I am currently one of two ‘hold outs’ from our current Zoom crew who has not yet published a novel. But that doesn’t mean I’ve abandoned the idea. Of the seven novels I’ve written, I’m working my way through my editor’s suggestions and corrections on the first one I plan to publish. The particular book is actually the fourth one I’ve written and part of a four book series (Book four in the series is actually a complete rewrite of novel #1)
Editing and rewriting is just another piece of the process essential to the writer’s journey. And, with a bit of luck, on November 1, 2023, I’ll be celebrating National Author’s day having joined the ranks of published authors; who knows, maybe someone will be sending me a note to let me know they loved my book. And maybe I’ll be able to send them an autographed copy back.

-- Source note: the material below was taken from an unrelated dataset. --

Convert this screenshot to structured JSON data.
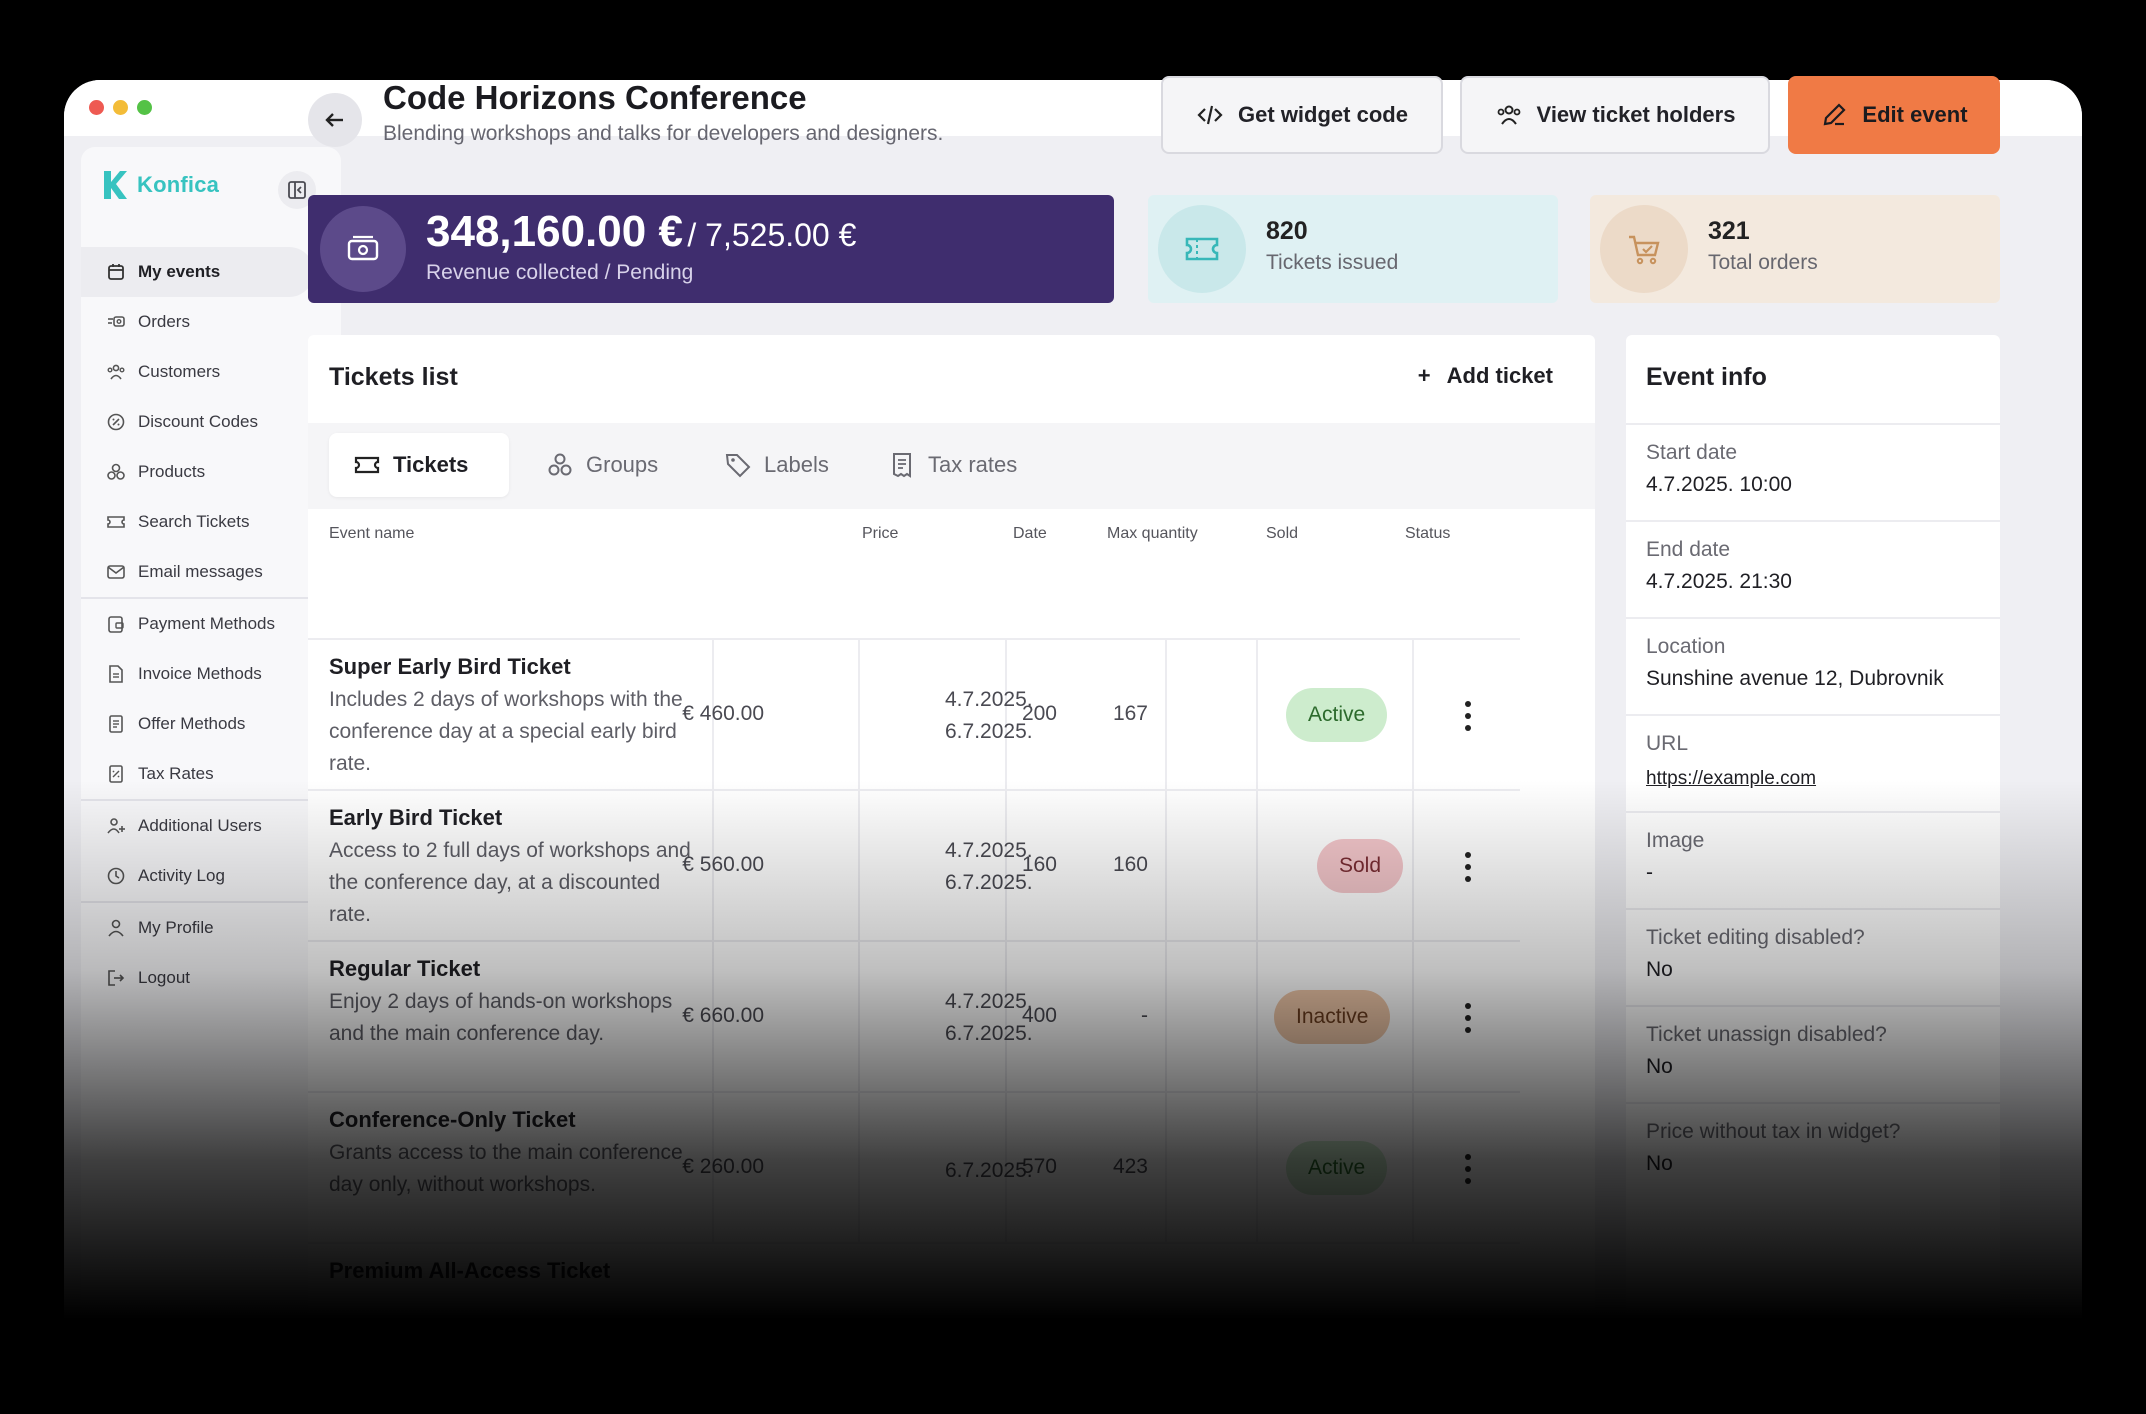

A bunch of links:
Novels published by several of the Anonymous Authors who are or, have been, a part of our group:
Layover – RA Schwarz https://smile.amazon.com/Layover-R-Schwarz/dp/1482329190/ref=sr_1_1?crid=2GGTNGKP5I6YS&keywords=ra+schwarz&qid=1666984404&sprefix=ra+schwarz%2Caps%2C198&sr=8-1
Long Time Passing – Jessie Irene Fernandes https://smile.amazon.com/Long-Time-Passing-J-Fernandes/dp/1508665184/ref=sr_1_1?crid=R0T90ONNXEJ0&keywords=fernandes+long+time+passing&qid=1666984909&qu=eyJxc2MiOiIxLjUyIiwicXNhIjoiMC4wMCIsInFzcCI6IjAuMDAifQ%3D%3D&s=books&sprefix=fernandes+long+time+passing%2Cstripbooks%2C148&sr=1-1-catcorr (Irene has published several other novels also)
God’s Army – Ward Harris https://smile.amazon.com/Gods-Army-1096-Anno-Domini/dp/1502508508/ref=sr_1_1?crid=20R0CYGWY2THP&keywords=Ward+harris+God%27+Army&qid=1666985131&s=books&sprefix=ward+harris+god%27+army%2Cstripbooks%2C153&sr=1-1 (Ward has published a number of historial fiction novels)
The Girl with the Cinnamon Twist – Steve Dennis https://smile.amazon.com/Girl-Cinnamon-Twist-Stephen-Dennis/dp/0615887589/ref=sr_1_1?crid=BCSL2AGWWCH0&keywords=The+girl+with+cinnamon+twist&qid=1666985263&s=books&sprefix=the+girl+with+cinnamon+twist%2Cstripbooks%2C156&sr=1-1
Kandu – Joseph Julian https://www.amazon.com/Kandu-Joseph-F-Julian/dp/1495985415/ref=sr_1_2?crid=2PSUL5FUUWDO3&keywords=kandu&qid=1666988042&qu=eyJxc2MiOiIzLjUyIiwicXNhIjoiMy4wOSIsInFzcCI6IjIuMTcifQ%3D%3D&s=books&sprefix=kandu%2Cstripbooks%2C409&sr=1-2‘
If you love puns and word play, then you might enjoy these books from my high school friend, Ben Mayo. If you’d like to get his books email him at: email@example.com
And a link to Janet Lee Carey’s website: https://janetleecarey.com/